■Lack of distractions – Even the most studious of students will likely become tempted by the seemingly ceaseless string of parties and events that occur on campus life. And while these are not necessarily bad, they are not exactly conducive to a good study environment. Neither are the late-night gatherings in the dorm room next door or the distractions of a roommate, for that matter.

You and your child will need to discuss what option is best for your child in regards to living at home or in a dorm. Whatever decision is reached, it is important for you and your child to discuss your expectations for him or her. According to Dr. Ruth A. Peters, consider covering the following areas:

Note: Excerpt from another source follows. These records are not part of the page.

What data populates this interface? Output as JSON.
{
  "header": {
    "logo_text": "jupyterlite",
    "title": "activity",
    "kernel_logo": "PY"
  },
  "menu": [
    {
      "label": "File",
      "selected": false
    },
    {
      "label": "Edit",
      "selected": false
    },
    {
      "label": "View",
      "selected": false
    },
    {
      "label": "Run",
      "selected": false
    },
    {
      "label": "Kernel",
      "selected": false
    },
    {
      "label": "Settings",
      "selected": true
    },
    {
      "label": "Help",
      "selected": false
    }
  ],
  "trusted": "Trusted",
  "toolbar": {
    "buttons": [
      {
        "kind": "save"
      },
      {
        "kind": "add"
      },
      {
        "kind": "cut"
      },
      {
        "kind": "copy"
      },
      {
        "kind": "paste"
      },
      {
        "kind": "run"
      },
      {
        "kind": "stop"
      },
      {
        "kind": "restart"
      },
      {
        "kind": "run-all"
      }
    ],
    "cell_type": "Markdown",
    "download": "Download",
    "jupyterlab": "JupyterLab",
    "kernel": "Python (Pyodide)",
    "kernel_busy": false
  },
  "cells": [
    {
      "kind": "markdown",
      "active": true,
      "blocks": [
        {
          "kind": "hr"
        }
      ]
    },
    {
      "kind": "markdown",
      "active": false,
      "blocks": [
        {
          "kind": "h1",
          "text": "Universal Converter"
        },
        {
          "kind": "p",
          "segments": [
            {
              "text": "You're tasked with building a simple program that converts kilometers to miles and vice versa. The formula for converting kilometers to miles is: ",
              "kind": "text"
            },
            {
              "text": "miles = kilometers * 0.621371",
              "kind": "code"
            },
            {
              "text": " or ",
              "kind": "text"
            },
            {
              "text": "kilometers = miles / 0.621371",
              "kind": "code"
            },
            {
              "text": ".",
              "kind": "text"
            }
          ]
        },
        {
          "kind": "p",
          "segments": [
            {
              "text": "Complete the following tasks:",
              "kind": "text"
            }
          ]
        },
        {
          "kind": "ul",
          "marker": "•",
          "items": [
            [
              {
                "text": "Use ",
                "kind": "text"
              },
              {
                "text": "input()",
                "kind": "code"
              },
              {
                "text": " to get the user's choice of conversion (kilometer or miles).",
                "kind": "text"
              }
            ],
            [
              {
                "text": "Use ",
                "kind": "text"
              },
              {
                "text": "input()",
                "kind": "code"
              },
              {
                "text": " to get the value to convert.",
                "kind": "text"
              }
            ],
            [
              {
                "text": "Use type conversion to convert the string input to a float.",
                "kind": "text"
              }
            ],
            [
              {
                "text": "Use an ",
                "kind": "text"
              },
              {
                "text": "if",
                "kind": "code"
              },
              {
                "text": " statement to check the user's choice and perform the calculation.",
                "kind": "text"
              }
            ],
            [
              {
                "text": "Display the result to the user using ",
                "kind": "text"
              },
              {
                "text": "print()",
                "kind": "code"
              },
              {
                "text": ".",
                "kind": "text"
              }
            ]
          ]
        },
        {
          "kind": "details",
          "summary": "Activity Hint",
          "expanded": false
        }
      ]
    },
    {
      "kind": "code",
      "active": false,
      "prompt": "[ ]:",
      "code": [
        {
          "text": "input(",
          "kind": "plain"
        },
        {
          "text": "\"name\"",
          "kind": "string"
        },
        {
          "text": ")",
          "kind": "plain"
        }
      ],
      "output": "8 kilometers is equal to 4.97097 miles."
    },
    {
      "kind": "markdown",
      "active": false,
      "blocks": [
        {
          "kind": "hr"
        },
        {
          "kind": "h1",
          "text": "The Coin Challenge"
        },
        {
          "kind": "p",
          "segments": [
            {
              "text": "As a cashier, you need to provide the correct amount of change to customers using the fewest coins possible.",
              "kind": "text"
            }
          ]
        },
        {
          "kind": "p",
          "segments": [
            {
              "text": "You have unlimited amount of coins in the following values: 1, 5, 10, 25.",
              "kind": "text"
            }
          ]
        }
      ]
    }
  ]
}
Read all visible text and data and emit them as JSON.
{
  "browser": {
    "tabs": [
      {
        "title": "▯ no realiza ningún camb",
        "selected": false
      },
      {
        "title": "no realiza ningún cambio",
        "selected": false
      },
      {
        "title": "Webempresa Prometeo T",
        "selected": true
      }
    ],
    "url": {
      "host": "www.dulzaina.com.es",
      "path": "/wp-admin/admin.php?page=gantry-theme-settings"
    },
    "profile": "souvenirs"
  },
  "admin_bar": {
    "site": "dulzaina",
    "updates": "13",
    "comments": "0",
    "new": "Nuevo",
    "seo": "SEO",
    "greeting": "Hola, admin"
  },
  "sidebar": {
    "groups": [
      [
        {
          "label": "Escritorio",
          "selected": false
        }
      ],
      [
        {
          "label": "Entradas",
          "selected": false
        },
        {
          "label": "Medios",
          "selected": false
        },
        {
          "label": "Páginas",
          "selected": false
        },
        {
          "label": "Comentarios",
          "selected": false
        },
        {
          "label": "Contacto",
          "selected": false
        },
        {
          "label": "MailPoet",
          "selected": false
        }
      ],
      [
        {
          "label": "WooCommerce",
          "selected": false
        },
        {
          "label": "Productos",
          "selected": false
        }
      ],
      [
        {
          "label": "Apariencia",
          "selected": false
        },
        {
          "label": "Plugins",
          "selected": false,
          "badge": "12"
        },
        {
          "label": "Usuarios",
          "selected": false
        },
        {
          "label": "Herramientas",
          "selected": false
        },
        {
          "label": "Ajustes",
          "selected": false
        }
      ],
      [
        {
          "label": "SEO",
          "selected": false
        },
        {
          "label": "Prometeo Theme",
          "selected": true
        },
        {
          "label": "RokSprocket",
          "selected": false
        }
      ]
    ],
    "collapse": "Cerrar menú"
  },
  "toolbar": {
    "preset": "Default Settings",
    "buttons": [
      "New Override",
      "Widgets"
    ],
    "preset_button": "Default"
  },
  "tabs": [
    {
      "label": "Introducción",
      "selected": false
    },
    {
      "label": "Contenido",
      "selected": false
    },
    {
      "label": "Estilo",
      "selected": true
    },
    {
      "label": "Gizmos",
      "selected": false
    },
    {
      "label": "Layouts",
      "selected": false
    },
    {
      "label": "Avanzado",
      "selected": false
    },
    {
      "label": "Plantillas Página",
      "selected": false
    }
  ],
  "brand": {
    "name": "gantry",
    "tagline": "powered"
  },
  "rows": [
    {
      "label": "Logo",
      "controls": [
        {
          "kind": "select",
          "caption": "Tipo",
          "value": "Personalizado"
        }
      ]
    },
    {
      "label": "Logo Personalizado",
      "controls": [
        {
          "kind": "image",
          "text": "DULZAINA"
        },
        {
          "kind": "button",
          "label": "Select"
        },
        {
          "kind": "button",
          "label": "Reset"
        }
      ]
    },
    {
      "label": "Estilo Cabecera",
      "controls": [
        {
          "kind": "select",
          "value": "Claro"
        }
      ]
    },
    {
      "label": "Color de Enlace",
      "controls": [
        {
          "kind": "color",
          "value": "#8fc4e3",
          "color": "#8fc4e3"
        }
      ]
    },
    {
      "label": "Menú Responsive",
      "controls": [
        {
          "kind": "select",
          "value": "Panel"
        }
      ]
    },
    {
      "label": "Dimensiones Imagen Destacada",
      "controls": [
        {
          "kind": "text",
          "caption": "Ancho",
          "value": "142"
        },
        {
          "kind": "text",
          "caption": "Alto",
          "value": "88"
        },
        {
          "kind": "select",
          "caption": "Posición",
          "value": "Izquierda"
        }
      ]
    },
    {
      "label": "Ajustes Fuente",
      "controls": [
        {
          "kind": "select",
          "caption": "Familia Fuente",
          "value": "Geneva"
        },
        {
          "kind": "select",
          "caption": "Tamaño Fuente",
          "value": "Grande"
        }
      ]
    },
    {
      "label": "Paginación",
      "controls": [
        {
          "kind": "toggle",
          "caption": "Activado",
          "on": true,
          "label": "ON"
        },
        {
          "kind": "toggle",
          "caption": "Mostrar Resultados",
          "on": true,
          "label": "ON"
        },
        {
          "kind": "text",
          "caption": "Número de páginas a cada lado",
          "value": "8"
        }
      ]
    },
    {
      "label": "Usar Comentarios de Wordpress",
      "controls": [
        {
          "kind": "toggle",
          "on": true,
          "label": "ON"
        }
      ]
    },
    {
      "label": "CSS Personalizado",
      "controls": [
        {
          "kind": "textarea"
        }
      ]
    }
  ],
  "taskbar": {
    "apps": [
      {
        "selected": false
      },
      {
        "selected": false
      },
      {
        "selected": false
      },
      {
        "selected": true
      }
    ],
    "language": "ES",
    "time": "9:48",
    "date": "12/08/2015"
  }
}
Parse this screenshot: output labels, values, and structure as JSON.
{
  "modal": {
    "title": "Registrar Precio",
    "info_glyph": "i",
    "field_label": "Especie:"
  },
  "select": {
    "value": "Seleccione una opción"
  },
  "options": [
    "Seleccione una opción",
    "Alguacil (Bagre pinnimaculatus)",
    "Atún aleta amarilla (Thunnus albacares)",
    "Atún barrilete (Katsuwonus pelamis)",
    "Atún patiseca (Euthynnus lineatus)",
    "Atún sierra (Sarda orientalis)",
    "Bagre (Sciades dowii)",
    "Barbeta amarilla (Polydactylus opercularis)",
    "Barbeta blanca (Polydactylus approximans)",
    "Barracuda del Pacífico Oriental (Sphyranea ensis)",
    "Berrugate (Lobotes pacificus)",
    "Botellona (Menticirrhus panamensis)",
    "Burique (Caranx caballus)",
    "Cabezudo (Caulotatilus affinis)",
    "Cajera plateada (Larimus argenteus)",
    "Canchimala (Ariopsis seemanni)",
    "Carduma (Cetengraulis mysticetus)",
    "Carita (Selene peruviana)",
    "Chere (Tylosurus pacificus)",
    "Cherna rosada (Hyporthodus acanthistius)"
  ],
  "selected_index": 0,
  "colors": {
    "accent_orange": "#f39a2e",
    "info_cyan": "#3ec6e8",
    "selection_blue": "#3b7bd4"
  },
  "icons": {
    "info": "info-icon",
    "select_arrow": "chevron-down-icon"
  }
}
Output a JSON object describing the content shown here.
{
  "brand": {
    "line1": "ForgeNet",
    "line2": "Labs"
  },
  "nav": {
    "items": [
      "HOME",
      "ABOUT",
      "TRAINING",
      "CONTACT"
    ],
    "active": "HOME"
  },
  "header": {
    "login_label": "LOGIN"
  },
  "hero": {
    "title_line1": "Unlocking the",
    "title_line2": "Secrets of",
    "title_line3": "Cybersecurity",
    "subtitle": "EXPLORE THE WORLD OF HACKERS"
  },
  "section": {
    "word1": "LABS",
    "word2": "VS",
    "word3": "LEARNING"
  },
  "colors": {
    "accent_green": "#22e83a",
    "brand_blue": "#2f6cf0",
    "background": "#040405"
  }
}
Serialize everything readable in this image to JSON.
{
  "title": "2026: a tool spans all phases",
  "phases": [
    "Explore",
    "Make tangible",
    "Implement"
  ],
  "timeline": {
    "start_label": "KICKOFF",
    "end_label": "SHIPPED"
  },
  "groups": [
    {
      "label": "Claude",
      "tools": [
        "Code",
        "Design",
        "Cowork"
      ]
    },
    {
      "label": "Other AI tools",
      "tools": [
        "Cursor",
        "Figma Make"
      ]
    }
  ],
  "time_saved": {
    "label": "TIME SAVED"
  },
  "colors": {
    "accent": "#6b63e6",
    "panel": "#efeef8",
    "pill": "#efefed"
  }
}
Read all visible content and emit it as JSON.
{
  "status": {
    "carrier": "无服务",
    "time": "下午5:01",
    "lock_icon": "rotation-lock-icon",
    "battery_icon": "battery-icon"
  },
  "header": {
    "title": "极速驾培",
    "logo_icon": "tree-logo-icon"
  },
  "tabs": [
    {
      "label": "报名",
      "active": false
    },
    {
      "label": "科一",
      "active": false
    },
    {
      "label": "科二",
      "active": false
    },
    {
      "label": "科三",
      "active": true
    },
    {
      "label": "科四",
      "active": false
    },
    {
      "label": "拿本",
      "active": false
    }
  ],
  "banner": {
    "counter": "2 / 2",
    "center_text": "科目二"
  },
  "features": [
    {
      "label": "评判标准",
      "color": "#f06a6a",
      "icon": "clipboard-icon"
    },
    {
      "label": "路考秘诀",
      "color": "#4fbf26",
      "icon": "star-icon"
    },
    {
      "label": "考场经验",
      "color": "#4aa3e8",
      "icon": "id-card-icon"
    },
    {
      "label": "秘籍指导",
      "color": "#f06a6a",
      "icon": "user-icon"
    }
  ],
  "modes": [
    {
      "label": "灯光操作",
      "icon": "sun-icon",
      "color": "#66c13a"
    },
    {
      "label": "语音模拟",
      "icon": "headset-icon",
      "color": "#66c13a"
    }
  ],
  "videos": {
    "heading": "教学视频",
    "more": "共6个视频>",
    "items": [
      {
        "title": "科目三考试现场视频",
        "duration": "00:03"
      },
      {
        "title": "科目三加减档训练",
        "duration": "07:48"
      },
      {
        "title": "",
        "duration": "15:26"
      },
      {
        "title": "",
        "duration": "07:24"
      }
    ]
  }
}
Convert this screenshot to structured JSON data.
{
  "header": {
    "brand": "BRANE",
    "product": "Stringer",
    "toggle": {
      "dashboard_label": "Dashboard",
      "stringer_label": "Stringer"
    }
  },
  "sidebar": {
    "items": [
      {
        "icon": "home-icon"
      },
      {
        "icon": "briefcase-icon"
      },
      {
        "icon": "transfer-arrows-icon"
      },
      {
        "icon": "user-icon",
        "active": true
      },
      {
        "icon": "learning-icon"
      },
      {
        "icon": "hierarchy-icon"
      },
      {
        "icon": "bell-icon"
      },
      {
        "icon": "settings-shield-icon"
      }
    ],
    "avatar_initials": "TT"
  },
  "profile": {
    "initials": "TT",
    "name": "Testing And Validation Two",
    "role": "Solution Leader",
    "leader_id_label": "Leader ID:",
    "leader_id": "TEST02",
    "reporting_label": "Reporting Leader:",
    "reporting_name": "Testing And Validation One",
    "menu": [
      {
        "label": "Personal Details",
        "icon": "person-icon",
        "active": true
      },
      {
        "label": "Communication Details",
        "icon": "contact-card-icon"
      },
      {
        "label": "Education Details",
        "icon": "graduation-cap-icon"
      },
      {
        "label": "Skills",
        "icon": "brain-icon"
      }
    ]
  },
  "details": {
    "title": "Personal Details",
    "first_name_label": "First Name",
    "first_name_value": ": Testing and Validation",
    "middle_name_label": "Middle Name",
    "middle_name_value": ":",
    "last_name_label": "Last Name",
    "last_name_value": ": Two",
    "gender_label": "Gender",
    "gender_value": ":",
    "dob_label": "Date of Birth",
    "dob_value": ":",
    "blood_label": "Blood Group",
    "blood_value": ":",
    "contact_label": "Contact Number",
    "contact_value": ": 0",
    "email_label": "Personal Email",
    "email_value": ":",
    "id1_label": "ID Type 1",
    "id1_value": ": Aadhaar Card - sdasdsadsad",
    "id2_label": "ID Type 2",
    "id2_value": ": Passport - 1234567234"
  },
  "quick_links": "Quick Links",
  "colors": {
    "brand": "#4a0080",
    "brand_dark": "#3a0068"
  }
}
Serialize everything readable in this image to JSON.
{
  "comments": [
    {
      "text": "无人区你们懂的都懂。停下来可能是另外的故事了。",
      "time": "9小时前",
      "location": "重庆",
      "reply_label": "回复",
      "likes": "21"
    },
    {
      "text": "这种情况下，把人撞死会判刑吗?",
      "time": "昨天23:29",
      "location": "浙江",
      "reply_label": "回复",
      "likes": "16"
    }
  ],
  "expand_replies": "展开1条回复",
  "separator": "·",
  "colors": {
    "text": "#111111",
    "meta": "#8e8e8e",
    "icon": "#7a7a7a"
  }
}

■What grade point average needs to be maintained before your child may need to consider going to a community college for two years until he or she is ready to venture out again? Keep in mind that community colleges can offer excellent educations, are usually less expensive, and you can offer more guidance and supervision if your child is just not ready to “do it on their own.”
■What are your expectations about going to class and not sleeping in, skipping class and hoping to get the class notes from a roommate?
■How about drinking or even drug usage? Underage drinking is an all-too-common and socially acceptable college practice, but underage drinking is illegal and can quickly get out of control.
■How many credits must the student complete in the semester? Lots of kids register for twelve or fifteen hours but drop to six or nine by the end of the semester. The expectation of the minimum number of credits completed per semester is an issue that should be addressed and agreed upon by both the parents and the child before the semester begins so that there are no ambiguities. Statistically, more kids take four-and-a-half to five years to complete college than the traditional four years – partly due to legitimate changes in their major area of study, but also due to too many wasted semesters when only six or nine hours of course work were actually completed.
■What should the child do if he or she finds that he or she is in over his or her head – either academically (grade or credit problems), socially (too many friends or parties), or emotionally (not enough friends, lonely)? The college counseling center is usually an excellent resource if the college student doesn’t feel comfortable talking to his or her parents about these issues.
Newsweek did an investigation into which students did best in college. Dr. Peters used the findings to create the following list that can be shared with your child and may improve his or her college experience, whether he or she lives in a dorm or at home:

■Students who engage in extracurricular activities are the happiest students, as well as the most successful in the classroom. They seem to find a way to connect their academic work to their personal lives. It may be more difficult for students living at home to get involved in campus activities, but it can be done.
■The most successful kids found “mentor professors” to work with during their tenure at school – this activity led to letters for job recommendations or future references, which become exceedingly important later in life.
■Seventy to 75 percent of the students in the study felt that they needed more guidance on courses to take, extracurricular activities and advice from administrators than they were receiving.
■Time management is key. Most students are not very good at managing their time, and the Newsweek investigation showed that studying in a long, uninterrupted block of time was much more effective than studying in short bursts.
■Dr. Ruth A. Peters, Child Psychologist